Each July, the Institute hosts a weeklong seminar providing a singular opportunity for administrators and leaders at Catholic colleges and universities around the globe to interact with some of the nation’s most outstanding scholars and practitioners as they address issues that Catholic higher education faces on a daily basis. The Institute is designed to serve administrative leaders such as presidents, provosts, vice presidents, deans, mission officers, major program directors, and others in positions responsible for institutional mission and identity. The questions that inform the Institute dynamics and dialogue include:
- What does it mean to be a Catholic college or university in the 21st century?
- How do we animate a Catholic campus culture?
- What role does the Catholic Intellectual Tradition play to inform curriculum and intellectual life?
- What defines the nature of the relationships and the appropriate practices between institutions of Catholic higher education and the Church?
- What are the implications of increased lay leadership in Catholic colleges and universities?
- How does Catholic social and moral teaching inform campus culture, policies, and curriculum?
- How do we assess the mission?
Over the last 20 years, the Institute has attracted over 700 administrators from Catholic colleges and universities across the United States, Ireland, Australia, Central and South America, Belize, Canada, Taiwan, Ghana, Guatemala, the Philippines, Haiti, and South Africa. The success of the Institute is measured by the success of Catholic higher education leaders in advancing the mission of Catholic colleges and universities in an increasingly competitive higher education marketplace and in engaging the resources of Catholic college and universities to address with increasingly complex engagement a world in need of faith, hope, charity, and love.
Changing with the Times
A recent survey of past Institute participants indicated that the most important take-aways from the program experience include the development of new skills, access to new resources, and engagement with data-driven knowledge. The survey also revealed a need for and strong interest by participants in continued professional development and access to further skills, resources, and knowledge.
In response to the need for a robust and comprehensive professional development program, Boston College recently added to its offerings, launching an Executive Ed.D. in Higher Education with a concentration in Catholic higher education. The first course with the inaugural cohort began in May 2021. The doctoral program aims to develop justice-minded leaders with the skills, mindsets, and technical knowledge to match the changing pace of higher education. The innovative, data-informed curriculum emphasizes socially just leadership that is transformational, mission-driven, and focuses on iterative design-thinking, which equips graduates with the skills and agility to effect lasting change.
The doctoral program aims to develop justice-minded leaders with the skills, mindsets, and technical knowledge to match the changing pace of higher education.
Stanton E.F. Wortham, the Charles F. Donovan, SJ Dean, Lynch School of Education and Human Development at Boston College, described the new program as a critical resource “in an era of increased disruption and rapid change.” Wortham further reflected, “Higher education needs a new kind of leadership. This program will help participants reimagine institutions, execute difficult decisions, discern whether traditional ways of doing business are still relevant, and attend to issues of justice and purpose.”

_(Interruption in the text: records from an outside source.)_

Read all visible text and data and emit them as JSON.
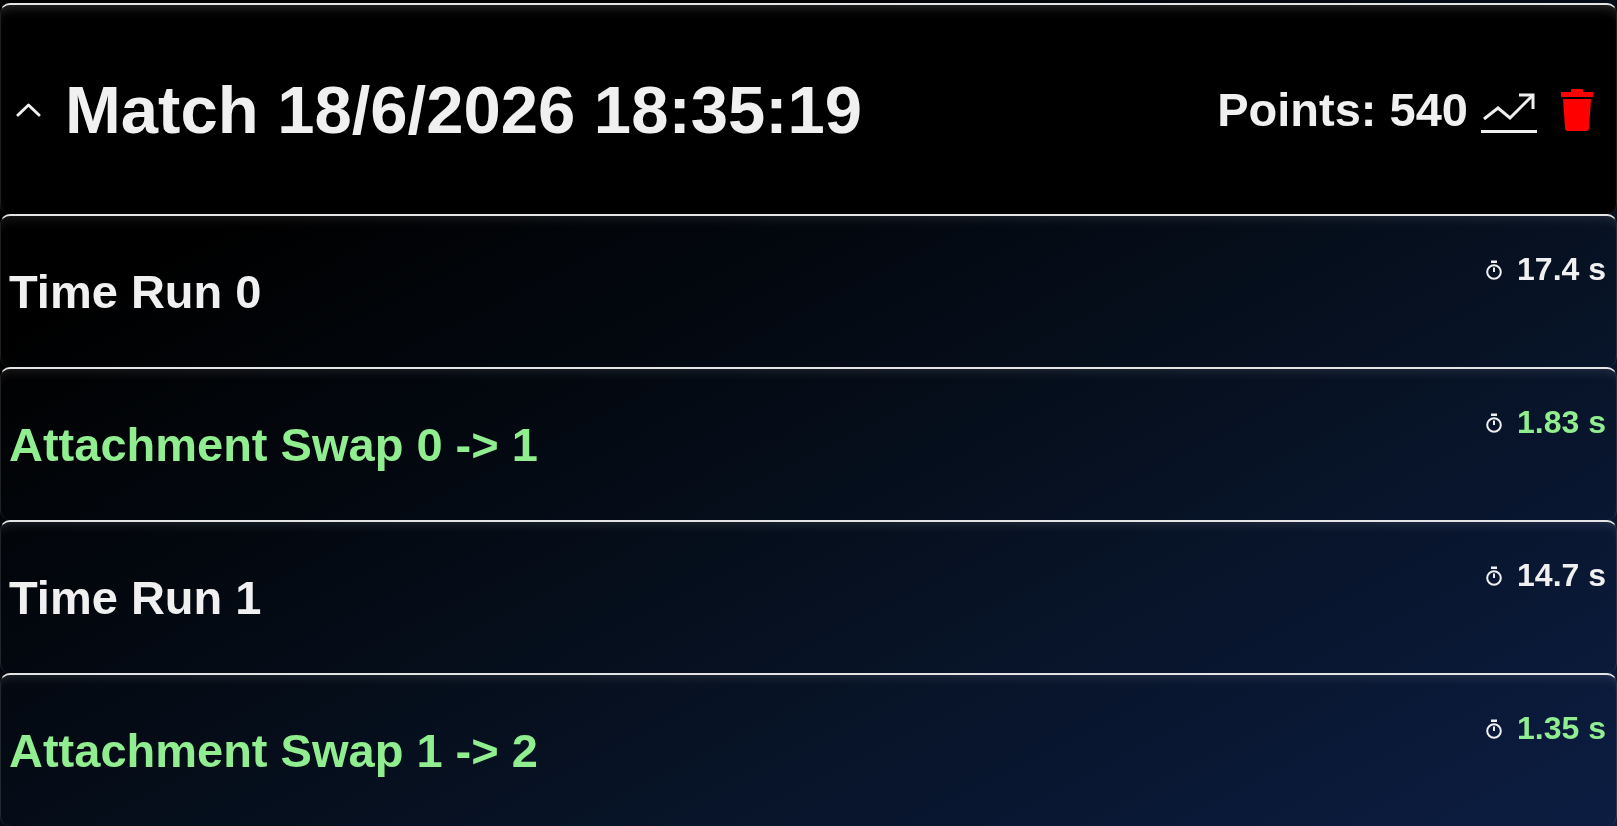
{
  "match": {
    "title": "Match 18/6/2026 18:35:19",
    "expanded": true,
    "points": "Points: 540"
  },
  "entries": [
    {
      "kind": "run",
      "label": "Time Run 0",
      "time": "17.4 s"
    },
    {
      "kind": "swap",
      "label": "Attachment Swap 0 -> 1",
      "time": "1.83 s"
    },
    {
      "kind": "run",
      "label": "Time Run 1",
      "time": "14.7 s"
    },
    {
      "kind": "swap",
      "label": "Attachment Swap 1 -> 2",
      "time": "1.35 s"
    }
  ]
}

As an extension of Boston College's scholarship in Catholic education, students have the option to pursue a concentration in Catholic higher education — currently the only graduate program with this unique degree concentration in the United States. The program also leverages the resources of the Lynch School's prestigious Center for International Higher Education to integrate course topics into the global higher education context.
Designed for active administrators with a minimum of 5-10 years of experience in higher education, this part-time, three-year program pairs online coursework during the academic year with in-person weeklong summer residencies. The program culminates in a practice-based capstone project that integrates content across the curriculum.
For those pursuing the concentration in Catholic higher education, the program learning outcomes including being able to articulate, strategically animate, and assess the essential characteristics of a vibrant Catholic college and university in the 21st century; lead change and innovation in higher education through the effective mobilization of physical, financial, technological, and human resources; and develop a learner-centered, whole-person mindset that advances diversity, equity, and inclusion in higher education.
Our hope is that together, the Institute and the new executive program will help transform the next generation of Catholic college and university administrators, ready and able to effect positive change. The last 18 months have starkly demonstrated that we live in an era of disruption and one greatly in need of justice-minded leadership. Rigorously trained campus administrators can move the entire sector forward in the right direction.
Michael James is director of the Institute for Administrators in Catholic Higher Education, which will return in July 2022. James is also the faculty advisor for the Ed.D. concentration in Catholic higher education at Boston College. For additional information about either program, contact him at email@example.com.
Photo courtesy of Boston College/Gary Wayne Gilbert.